Page and application data records.
>>

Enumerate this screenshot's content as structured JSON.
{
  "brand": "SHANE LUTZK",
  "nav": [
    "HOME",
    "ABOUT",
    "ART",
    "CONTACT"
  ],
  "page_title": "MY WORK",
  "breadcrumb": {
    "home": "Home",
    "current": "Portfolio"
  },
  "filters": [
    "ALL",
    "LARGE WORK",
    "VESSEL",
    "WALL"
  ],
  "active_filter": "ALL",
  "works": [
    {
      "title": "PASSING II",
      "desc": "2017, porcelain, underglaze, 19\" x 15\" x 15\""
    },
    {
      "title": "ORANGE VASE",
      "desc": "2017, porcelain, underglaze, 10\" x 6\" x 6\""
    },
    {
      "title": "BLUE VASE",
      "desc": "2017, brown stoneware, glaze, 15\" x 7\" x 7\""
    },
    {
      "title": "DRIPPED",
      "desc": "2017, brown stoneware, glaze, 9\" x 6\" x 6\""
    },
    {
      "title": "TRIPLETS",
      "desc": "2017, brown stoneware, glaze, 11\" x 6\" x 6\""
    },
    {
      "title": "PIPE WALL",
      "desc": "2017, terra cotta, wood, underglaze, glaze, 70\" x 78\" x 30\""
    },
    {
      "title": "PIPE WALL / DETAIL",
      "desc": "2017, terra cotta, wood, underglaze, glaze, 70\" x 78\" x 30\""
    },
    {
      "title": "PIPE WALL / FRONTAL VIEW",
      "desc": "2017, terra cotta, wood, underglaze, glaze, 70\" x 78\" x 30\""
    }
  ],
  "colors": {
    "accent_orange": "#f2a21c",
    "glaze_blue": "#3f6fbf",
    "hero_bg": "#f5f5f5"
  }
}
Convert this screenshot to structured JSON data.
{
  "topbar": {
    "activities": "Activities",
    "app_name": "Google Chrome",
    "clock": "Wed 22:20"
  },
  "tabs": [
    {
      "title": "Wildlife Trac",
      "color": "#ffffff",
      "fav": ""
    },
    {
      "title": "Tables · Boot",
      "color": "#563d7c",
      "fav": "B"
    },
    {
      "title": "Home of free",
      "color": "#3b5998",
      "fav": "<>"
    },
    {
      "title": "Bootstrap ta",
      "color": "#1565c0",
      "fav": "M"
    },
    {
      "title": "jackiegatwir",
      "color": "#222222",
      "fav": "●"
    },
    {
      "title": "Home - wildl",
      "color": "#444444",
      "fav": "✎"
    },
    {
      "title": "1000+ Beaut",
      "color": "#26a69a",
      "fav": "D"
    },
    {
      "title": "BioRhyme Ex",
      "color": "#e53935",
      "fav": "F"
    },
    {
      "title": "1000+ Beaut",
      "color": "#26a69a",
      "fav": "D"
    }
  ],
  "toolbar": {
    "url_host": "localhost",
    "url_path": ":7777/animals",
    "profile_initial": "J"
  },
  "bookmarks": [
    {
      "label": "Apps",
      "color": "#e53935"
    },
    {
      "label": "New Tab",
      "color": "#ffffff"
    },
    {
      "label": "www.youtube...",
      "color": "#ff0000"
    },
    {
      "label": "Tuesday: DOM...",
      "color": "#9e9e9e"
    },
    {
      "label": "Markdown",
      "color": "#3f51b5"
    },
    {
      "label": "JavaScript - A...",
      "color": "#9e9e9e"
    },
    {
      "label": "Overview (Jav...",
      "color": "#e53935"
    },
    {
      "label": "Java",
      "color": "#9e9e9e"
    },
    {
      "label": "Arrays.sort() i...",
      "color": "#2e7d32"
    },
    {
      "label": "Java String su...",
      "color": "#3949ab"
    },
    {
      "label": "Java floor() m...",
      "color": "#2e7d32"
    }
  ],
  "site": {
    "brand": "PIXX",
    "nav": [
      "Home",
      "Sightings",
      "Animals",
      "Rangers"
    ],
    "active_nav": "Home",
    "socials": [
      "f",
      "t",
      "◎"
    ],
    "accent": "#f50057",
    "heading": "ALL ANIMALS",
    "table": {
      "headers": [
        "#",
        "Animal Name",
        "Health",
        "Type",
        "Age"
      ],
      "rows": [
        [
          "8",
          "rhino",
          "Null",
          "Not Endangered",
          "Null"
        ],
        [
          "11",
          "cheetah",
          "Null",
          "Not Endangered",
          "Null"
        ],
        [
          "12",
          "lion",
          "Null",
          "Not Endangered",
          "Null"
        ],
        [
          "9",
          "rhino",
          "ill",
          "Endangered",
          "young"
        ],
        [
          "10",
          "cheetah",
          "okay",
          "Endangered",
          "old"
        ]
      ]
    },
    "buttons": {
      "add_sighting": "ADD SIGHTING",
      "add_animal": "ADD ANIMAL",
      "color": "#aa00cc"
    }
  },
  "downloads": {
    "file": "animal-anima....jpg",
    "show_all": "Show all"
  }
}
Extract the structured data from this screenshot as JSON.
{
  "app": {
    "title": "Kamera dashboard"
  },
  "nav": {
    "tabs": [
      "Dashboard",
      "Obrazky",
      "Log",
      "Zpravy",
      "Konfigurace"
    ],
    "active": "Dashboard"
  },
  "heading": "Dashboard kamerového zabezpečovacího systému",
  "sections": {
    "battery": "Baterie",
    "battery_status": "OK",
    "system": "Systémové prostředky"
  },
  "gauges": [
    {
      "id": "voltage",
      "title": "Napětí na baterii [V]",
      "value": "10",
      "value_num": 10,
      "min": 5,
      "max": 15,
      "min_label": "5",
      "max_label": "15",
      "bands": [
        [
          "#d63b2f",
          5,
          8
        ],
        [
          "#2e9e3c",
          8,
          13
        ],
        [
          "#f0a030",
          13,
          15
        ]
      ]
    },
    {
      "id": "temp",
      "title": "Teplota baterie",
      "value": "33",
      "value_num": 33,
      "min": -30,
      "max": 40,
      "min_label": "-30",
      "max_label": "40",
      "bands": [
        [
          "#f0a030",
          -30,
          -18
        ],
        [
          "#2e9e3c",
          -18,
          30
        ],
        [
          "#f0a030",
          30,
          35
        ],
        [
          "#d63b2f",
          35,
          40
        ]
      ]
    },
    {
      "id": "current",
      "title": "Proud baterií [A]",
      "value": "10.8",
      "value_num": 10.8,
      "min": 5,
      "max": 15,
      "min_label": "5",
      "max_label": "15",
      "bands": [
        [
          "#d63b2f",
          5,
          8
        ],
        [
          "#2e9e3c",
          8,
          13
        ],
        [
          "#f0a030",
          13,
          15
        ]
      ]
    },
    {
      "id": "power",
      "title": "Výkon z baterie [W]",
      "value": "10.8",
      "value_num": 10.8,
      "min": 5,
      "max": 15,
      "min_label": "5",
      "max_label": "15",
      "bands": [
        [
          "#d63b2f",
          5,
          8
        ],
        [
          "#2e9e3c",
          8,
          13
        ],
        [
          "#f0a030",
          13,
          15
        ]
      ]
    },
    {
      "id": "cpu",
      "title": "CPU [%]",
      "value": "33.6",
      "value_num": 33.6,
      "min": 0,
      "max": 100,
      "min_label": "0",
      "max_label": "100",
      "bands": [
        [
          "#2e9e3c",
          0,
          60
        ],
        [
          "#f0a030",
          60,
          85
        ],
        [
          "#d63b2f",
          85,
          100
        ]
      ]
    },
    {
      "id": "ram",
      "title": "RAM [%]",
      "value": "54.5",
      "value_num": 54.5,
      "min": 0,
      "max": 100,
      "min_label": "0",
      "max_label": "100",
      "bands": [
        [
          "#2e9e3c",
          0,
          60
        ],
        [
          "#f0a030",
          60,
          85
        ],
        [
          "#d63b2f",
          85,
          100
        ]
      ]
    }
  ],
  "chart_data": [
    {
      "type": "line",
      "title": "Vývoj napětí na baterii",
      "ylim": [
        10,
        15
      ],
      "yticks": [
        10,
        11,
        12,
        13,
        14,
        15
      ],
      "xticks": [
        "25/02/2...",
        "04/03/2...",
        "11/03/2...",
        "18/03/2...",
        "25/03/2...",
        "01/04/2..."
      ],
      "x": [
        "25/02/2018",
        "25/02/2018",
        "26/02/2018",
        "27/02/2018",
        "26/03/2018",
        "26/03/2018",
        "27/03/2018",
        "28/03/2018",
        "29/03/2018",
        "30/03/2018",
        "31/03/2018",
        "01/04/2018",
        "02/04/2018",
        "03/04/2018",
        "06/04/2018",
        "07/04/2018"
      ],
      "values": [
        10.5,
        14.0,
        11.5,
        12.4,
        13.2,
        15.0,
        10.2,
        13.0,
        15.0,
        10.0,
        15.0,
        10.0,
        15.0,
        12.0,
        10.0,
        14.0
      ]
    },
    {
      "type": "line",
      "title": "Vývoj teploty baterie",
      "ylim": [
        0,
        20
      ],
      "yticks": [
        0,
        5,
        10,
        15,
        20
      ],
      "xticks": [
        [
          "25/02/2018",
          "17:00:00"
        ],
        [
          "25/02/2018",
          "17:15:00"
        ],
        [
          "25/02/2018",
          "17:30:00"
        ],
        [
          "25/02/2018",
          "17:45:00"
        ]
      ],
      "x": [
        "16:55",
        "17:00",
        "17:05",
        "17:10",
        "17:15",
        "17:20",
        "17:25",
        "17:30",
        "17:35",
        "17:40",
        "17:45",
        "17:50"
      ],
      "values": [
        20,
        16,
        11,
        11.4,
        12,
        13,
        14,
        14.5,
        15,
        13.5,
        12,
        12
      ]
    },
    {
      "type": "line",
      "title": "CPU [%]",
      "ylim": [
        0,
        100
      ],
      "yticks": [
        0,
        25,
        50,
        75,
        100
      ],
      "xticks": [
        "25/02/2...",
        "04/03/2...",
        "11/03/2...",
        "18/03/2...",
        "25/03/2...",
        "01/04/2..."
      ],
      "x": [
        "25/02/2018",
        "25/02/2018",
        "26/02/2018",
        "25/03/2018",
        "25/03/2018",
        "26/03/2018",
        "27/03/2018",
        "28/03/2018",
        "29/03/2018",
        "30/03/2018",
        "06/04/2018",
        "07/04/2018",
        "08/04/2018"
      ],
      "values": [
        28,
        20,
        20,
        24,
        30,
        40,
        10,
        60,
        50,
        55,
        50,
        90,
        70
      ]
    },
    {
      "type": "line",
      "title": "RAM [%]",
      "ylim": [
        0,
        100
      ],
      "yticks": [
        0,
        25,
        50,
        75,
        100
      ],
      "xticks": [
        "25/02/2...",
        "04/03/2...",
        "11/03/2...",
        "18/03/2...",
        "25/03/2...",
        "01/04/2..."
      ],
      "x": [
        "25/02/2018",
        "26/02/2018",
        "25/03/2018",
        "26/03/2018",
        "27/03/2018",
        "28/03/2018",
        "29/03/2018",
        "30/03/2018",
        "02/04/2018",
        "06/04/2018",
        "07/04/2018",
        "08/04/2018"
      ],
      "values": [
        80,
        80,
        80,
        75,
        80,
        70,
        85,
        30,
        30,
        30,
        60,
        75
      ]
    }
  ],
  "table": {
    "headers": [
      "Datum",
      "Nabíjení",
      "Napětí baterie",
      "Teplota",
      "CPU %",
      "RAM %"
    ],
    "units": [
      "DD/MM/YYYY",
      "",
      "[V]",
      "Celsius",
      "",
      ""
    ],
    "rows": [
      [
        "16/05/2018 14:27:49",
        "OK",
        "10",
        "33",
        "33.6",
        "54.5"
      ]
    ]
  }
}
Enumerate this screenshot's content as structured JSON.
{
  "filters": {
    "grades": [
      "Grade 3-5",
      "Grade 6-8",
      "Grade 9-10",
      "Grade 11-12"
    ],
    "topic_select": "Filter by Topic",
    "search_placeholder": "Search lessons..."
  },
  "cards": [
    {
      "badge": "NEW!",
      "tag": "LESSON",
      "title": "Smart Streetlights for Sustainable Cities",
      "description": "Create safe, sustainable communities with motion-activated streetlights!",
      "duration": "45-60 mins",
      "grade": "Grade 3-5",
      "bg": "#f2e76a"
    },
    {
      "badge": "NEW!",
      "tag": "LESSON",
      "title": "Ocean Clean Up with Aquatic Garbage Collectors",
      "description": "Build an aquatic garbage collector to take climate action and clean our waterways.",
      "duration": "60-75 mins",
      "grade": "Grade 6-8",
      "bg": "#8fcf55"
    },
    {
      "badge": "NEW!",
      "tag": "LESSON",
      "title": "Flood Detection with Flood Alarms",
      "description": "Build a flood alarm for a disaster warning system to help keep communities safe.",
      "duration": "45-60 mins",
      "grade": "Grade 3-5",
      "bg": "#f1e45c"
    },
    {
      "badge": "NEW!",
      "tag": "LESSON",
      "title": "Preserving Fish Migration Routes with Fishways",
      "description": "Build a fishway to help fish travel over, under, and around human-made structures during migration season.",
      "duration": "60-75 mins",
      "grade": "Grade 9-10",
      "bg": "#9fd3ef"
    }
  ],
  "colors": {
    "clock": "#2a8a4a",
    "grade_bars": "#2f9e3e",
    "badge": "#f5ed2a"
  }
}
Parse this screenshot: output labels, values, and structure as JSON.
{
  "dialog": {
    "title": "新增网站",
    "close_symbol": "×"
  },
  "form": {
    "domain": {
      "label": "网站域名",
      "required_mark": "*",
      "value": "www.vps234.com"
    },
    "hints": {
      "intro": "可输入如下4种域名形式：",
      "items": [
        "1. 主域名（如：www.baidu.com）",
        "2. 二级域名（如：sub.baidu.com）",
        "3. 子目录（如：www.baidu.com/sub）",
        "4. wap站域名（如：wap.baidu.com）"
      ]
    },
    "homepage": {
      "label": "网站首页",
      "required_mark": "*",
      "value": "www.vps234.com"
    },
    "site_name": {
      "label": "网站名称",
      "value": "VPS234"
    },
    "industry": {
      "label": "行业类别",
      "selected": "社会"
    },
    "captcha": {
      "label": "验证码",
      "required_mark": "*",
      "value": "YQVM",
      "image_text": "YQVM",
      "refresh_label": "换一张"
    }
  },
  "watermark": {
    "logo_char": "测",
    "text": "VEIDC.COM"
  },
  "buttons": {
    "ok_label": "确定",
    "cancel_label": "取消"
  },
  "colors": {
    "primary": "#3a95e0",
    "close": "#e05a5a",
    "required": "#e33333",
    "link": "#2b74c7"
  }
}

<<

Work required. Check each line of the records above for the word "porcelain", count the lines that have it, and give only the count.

Your solution. 2